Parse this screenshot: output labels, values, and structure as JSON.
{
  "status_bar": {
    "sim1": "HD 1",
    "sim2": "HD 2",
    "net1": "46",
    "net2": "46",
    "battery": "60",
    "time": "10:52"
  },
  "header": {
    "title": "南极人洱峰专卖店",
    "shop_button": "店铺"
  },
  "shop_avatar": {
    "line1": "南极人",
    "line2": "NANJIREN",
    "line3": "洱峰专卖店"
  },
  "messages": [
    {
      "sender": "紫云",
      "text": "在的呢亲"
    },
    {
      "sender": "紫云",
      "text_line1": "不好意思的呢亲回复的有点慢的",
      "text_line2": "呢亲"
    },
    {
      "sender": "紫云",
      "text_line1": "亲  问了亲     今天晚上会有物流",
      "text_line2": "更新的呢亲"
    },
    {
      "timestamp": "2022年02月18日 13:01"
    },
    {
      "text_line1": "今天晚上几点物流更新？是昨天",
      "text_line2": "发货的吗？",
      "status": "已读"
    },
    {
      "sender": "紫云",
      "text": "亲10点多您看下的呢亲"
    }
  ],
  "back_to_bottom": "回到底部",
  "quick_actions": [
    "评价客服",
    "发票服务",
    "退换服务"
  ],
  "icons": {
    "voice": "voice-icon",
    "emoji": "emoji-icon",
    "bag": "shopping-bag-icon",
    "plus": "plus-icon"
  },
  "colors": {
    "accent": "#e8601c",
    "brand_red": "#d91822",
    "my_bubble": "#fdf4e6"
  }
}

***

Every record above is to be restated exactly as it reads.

[Output for this task]:
Parse this screenshot: output labels, values, and structure as JSON.
{
  "status_bar": {
    "sim1": "HD 1",
    "sim2": "HD 2",
    "net1": "46",
    "net2": "46",
    "battery": "60",
    "time": "10:52"
  },
  "header": {
    "title": "南极人洱峰专卖店",
    "shop_button": "店铺"
  },
  "shop_avatar": {
    "line1": "南极人",
    "line2": "NANJIREN",
    "line3": "洱峰专卖店"
  },
  "messages": [
    {
      "sender": "紫云",
      "text": "在的呢亲"
    },
    {
      "sender": "紫云",
      "text_line1": "不好意思的呢亲回复的有点慢的",
      "text_line2": "呢亲"
    },
    {
      "sender": "紫云",
      "text_line1": "亲  问了亲     今天晚上会有物流",
      "text_line2": "更新的呢亲"
    },
    {
      "timestamp": "2022年02月18日 13:01"
    },
    {
      "text_line1": "今天晚上几点物流更新？是昨天",
      "text_line2": "发货的吗？",
      "status": "已读"
    },
    {
      "sender": "紫云",
      "text": "亲10点多您看下的呢亲"
    }
  ],
  "back_to_bottom": "回到底部",
  "quick_actions": [
    "评价客服",
    "发票服务",
    "退换服务"
  ],
  "icons": {
    "voice": "voice-icon",
    "emoji": "emoji-icon",
    "bag": "shopping-bag-icon",
    "plus": "plus-icon"
  },
  "colors": {
    "accent": "#e8601c",
    "brand_red": "#d91822",
    "my_bubble": "#fdf4e6"
  }
}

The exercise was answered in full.